    • 5NoDeterrent:ImproperSecurityDepositWithholdinginCalifornia|5/2/2013Policy RecommendationsWidespread security deposit withholding remains a difficult problem for California renters. So long aslandlords have possession of the funds and get to decide whether and when to return them, some levelof improper withholding will occur. To eliminate improper withholding entirely, the system could betransformed into one where security deposit funds are held in escrow by a neutral third party. Thefunds would be returned promptly to the tenant at the conclusion of the tenancy unless the landlordestablished to the entity holding the funds that deductions were warranted.Short of restructuring security deposit law to require third party escrows, tenant security depositsshould at minimum be held by landlords in accounts that are separate from the landlord’s funds. Thiswould promote transparency and accountability with respect to deposits, while also helping tenantsrecover deposits in the event of landlord bankruptcy and foreclosure.In addition, meaningful, mandatory penalties should be imposed against landlords for improperretention of security deposit funds. This would create certainty for landlords who improperly withholdfunds that they would face a consequence, beyond being ordered to pay what was owed in the firstplace, for improper withholding.
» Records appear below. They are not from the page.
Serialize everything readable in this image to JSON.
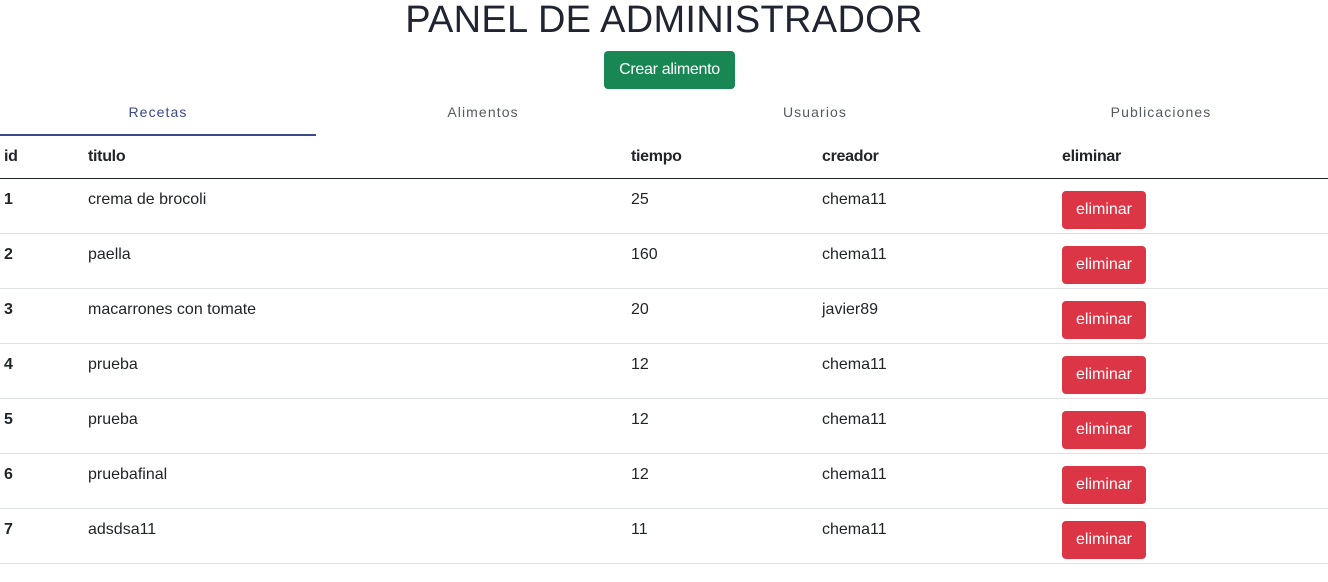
{
  "header": {
    "title": "PANEL DE ADMINISTRADOR",
    "create_button": "Crear alimento"
  },
  "tabs": [
    {
      "label": "Recetas",
      "active": true
    },
    {
      "label": "Alimentos",
      "active": false
    },
    {
      "label": "Usuarios",
      "active": false
    },
    {
      "label": "Publicaciones",
      "active": false
    }
  ],
  "table": {
    "columns": [
      "id",
      "titulo",
      "tiempo",
      "creador",
      "eliminar"
    ],
    "rows": [
      {
        "id": "1",
        "titulo": "crema de brocoli",
        "tiempo": "25",
        "creador": "chema11",
        "action": "eliminar"
      },
      {
        "id": "2",
        "titulo": "paella",
        "tiempo": "160",
        "creador": "chema11",
        "action": "eliminar"
      },
      {
        "id": "3",
        "titulo": "macarrones con tomate",
        "tiempo": "20",
        "creador": "javier89",
        "action": "eliminar"
      },
      {
        "id": "4",
        "titulo": "prueba",
        "tiempo": "12",
        "creador": "chema11",
        "action": "eliminar"
      },
      {
        "id": "5",
        "titulo": "prueba",
        "tiempo": "12",
        "creador": "chema11",
        "action": "eliminar"
      },
      {
        "id": "6",
        "titulo": "pruebafinal",
        "tiempo": "12",
        "creador": "chema11",
        "action": "eliminar"
      },
      {
        "id": "7",
        "titulo": "adsdsa11",
        "tiempo": "11",
        "creador": "chema11",
        "action": "eliminar"
      }
    ]
  },
  "colors": {
    "create_button": "#198754",
    "delete_button": "#dc3545",
    "active_tab": "#3a4a8a"
  }
}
If the amount were significant, this reform would help change theeconomic calculation with respect to improper withholding and encourage statutory compliance.Together these reforms would help ensure that deposit funds are preserved until the end of the tenancyand are returned as required by law.iResearch for this report was conducted by Aimee Inglis, Ayriel Bland, Morgan McGinnis, Andrea Banas & SamDavidson. Tenants Together would also like to thank our volunteers who assisted with the phone survey, as well asour members who took the time to respond to the survey.